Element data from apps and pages
Segment Open

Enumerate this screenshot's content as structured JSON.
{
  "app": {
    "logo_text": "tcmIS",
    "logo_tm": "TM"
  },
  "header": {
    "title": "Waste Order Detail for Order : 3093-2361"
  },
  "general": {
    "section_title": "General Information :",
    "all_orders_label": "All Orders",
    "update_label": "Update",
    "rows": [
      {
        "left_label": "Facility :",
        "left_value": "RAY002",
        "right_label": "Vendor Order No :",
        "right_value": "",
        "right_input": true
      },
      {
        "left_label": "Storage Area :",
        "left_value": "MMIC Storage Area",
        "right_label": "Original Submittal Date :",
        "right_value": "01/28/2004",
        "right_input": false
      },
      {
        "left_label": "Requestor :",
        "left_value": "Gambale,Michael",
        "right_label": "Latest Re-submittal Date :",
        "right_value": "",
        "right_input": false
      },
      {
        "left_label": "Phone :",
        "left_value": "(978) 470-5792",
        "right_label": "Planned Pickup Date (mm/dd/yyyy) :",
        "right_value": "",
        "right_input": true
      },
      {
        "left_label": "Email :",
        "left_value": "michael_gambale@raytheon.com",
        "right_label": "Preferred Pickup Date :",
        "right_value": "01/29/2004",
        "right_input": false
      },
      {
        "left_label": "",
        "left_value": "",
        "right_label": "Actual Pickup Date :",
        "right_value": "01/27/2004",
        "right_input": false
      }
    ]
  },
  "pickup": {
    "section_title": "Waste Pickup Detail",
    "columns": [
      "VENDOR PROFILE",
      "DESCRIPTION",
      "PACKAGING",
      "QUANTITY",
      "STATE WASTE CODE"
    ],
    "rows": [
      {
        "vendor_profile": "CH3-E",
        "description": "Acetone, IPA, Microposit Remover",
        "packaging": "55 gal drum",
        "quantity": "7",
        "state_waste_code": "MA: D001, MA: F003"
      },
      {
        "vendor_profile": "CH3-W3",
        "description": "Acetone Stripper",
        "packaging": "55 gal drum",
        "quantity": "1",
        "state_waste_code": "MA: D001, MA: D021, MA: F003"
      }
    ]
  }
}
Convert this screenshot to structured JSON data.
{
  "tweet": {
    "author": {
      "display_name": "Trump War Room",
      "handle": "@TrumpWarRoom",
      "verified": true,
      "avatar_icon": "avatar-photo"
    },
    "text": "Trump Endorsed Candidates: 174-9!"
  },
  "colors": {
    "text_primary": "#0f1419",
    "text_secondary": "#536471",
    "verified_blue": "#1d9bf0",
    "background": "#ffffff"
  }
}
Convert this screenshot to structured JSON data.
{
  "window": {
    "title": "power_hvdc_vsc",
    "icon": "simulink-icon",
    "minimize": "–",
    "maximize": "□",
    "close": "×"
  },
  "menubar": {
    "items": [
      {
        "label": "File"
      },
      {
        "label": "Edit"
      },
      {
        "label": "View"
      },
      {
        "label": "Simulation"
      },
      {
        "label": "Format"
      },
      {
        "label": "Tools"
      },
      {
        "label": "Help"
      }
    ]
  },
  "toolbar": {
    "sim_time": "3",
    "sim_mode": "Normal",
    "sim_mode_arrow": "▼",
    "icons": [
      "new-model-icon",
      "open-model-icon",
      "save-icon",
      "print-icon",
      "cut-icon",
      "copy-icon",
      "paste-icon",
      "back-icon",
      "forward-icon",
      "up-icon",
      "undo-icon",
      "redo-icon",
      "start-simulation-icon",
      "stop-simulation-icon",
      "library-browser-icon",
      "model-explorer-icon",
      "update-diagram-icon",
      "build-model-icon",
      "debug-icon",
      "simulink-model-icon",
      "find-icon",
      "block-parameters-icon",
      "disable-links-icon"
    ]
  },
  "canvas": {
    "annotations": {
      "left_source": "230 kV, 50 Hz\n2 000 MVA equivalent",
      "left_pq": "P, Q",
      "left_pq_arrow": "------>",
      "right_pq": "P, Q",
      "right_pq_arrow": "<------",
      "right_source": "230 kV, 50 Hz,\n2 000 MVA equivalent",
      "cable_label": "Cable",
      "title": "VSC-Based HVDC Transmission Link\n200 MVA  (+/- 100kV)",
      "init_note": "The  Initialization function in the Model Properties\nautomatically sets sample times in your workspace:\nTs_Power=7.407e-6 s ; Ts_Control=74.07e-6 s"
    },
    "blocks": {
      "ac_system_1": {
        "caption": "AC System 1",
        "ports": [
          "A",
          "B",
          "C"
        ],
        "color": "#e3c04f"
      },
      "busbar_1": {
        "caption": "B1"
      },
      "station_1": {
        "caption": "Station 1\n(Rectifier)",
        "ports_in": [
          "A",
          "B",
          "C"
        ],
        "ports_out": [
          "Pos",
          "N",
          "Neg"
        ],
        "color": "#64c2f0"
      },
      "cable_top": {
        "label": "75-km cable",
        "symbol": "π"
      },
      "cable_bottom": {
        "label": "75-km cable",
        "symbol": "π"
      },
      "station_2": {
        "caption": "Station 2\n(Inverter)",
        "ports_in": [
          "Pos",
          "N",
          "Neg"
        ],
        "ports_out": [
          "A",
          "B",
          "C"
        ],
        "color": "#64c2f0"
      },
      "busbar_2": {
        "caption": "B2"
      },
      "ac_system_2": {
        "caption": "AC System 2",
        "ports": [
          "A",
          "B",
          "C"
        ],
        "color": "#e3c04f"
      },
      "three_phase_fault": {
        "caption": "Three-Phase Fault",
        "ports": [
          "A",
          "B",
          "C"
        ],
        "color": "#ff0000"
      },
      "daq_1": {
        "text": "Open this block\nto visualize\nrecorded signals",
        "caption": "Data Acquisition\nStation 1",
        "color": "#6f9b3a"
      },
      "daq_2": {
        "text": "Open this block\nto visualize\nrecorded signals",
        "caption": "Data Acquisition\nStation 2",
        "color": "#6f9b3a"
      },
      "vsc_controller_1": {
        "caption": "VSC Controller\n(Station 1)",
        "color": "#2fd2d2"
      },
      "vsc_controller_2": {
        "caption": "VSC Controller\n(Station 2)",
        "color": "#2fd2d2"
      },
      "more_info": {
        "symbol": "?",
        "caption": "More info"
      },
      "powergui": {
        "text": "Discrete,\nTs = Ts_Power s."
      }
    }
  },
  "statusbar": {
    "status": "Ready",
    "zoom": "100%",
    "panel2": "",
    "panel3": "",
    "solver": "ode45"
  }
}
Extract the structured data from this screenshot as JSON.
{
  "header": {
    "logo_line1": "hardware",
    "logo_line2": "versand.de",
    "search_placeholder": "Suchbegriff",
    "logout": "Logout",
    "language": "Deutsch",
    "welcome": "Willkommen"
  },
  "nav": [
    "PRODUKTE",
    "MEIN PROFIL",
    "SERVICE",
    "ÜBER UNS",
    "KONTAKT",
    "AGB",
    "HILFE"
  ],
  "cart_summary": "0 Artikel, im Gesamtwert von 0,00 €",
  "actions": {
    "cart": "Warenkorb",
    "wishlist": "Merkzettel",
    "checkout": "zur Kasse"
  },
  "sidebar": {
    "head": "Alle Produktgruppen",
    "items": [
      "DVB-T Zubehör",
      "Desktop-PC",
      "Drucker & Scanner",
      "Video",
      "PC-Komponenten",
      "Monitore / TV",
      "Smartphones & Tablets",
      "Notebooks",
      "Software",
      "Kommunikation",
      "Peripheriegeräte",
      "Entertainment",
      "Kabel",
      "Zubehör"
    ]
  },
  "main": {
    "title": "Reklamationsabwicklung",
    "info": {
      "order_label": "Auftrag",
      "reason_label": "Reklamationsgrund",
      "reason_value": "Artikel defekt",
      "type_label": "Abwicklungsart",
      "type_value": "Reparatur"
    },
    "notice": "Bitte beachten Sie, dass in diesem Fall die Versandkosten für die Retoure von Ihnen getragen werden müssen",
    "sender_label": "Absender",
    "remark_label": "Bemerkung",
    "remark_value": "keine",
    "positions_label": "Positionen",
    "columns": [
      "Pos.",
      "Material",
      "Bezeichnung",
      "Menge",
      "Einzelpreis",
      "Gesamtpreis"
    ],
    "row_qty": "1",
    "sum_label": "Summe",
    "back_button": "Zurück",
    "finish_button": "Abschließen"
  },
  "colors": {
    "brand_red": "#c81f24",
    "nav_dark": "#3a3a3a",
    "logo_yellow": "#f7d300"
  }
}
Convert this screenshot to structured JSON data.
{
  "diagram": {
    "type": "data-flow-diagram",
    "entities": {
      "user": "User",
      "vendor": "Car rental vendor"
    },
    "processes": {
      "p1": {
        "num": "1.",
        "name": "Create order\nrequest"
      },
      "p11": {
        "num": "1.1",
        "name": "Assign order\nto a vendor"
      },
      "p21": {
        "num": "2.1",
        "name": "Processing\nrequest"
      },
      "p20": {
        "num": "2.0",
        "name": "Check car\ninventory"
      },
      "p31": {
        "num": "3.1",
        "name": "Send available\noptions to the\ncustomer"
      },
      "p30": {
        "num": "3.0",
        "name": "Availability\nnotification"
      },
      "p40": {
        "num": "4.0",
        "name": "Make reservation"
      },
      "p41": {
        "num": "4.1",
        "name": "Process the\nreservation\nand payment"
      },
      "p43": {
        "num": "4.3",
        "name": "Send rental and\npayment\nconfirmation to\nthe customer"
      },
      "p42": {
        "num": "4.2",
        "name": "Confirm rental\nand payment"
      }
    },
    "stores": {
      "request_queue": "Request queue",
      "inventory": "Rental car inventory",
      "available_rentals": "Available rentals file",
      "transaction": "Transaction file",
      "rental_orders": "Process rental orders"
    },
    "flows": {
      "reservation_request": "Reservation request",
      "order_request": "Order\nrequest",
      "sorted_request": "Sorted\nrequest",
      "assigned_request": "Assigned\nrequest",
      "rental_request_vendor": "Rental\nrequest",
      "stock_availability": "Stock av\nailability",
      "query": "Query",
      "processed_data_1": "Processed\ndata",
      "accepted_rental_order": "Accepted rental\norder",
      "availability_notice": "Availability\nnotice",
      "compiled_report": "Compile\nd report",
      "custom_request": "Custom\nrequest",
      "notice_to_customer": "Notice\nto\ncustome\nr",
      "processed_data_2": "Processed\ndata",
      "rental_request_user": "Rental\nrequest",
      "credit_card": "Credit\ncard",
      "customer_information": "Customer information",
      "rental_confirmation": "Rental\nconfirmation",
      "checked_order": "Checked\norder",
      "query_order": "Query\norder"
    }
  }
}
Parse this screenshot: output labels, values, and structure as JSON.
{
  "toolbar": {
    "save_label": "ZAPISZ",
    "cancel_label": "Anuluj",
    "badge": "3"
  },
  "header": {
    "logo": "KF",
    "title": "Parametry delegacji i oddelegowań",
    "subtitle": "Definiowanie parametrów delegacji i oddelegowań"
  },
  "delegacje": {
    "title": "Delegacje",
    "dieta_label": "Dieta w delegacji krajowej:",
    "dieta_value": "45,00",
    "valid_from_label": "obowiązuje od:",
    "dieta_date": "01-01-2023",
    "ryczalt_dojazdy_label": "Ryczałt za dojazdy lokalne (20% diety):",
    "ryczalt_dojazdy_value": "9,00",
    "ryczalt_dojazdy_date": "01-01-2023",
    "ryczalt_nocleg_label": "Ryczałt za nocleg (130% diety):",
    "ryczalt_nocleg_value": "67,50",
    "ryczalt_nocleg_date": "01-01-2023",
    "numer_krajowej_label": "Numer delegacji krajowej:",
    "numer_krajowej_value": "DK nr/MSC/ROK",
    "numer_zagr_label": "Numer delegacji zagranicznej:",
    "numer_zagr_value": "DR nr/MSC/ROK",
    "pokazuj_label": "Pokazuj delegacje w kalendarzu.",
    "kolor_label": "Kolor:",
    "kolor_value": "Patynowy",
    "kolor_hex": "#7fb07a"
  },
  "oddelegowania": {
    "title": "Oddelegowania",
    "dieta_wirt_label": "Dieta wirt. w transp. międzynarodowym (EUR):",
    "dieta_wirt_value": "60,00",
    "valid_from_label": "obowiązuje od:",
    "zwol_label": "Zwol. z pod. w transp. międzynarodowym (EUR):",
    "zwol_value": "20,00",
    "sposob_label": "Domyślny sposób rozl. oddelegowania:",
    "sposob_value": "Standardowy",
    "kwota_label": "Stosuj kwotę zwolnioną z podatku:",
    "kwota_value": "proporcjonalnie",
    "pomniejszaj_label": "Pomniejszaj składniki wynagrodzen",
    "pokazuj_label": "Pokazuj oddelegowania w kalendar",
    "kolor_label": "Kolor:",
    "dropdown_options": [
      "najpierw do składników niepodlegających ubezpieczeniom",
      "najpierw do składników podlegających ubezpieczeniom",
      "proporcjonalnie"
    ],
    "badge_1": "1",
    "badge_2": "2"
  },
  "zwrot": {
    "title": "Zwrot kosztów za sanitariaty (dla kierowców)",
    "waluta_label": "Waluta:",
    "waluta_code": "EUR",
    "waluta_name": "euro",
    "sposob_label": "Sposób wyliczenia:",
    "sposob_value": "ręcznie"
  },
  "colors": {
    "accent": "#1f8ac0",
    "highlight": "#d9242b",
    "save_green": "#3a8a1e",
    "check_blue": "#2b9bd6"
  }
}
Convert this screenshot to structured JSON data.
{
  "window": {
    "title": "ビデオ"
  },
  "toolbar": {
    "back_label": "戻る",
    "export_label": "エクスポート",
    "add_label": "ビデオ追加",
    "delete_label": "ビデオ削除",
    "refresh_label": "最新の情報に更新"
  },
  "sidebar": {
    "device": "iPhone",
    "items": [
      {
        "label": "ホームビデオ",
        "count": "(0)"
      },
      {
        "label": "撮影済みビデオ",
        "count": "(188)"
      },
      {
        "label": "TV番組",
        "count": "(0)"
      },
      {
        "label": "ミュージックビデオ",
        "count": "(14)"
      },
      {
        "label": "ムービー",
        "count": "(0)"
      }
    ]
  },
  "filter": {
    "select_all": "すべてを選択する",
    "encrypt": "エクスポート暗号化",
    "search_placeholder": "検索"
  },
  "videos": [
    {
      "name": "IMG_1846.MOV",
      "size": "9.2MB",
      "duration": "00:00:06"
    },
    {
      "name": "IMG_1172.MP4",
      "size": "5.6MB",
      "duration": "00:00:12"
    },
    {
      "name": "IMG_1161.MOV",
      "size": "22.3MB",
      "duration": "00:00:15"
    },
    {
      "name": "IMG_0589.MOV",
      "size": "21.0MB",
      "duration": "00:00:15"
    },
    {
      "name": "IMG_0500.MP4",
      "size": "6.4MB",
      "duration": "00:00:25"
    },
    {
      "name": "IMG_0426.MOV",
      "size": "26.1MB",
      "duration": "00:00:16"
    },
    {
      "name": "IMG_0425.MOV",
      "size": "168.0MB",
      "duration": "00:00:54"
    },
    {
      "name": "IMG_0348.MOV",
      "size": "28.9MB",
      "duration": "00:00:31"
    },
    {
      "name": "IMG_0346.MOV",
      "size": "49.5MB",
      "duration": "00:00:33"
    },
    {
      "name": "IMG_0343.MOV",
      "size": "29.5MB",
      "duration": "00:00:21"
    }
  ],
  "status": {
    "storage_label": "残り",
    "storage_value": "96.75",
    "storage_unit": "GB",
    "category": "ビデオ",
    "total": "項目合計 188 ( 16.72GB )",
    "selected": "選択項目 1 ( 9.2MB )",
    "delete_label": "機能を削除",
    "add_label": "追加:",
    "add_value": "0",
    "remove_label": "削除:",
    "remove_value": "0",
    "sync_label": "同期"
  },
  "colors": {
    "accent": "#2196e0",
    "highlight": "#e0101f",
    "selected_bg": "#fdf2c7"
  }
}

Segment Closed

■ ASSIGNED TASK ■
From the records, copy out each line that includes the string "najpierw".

■ EXERCISE SOLUTION ■
      "najpierw do składników niepodlegających ubezpieczeniom",
      "najpierw do składników podlegających ubezpieczeniom",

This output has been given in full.